--- What is expected ---
Counting only lines that contain the string "daemon", how many are there in the data? Say the number alone.

Website and app data records
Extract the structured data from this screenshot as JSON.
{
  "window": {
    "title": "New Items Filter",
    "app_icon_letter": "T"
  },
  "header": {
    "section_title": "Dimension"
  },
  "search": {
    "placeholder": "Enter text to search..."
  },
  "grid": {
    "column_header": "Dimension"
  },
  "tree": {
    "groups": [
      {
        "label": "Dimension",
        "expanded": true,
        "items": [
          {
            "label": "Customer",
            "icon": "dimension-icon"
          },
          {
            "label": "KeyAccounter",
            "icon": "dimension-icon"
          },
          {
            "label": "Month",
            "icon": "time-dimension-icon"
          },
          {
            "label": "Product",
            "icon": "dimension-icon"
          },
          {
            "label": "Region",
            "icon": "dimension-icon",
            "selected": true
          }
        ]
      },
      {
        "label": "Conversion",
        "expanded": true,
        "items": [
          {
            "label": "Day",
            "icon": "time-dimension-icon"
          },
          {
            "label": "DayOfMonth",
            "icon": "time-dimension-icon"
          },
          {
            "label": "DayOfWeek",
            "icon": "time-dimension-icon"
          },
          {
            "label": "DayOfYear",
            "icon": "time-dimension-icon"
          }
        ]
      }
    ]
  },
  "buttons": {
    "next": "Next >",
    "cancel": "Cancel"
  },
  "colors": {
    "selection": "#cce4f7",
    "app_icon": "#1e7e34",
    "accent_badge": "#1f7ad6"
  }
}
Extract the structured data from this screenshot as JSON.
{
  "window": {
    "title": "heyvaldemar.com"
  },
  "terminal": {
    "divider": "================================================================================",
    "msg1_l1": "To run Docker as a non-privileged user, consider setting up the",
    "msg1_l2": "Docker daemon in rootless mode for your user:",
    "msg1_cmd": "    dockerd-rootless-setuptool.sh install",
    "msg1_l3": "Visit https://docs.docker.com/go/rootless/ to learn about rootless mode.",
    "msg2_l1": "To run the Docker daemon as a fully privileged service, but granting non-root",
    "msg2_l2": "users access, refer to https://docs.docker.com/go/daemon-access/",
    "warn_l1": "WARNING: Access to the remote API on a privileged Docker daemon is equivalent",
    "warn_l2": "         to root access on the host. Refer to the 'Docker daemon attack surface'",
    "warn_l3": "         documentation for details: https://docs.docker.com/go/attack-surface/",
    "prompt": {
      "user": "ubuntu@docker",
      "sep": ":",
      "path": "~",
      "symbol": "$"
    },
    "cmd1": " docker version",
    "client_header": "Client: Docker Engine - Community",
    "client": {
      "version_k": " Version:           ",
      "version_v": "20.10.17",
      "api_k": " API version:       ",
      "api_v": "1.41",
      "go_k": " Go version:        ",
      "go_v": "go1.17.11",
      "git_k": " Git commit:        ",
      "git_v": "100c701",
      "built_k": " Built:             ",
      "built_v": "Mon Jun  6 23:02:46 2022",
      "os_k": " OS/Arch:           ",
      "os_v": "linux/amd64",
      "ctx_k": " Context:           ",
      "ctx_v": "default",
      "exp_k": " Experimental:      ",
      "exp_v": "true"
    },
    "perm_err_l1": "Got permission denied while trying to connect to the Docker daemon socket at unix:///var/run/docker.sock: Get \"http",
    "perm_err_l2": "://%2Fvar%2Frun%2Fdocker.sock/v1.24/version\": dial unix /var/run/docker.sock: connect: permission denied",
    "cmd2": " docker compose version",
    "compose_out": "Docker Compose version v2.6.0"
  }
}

--- Result for this exercise ---
6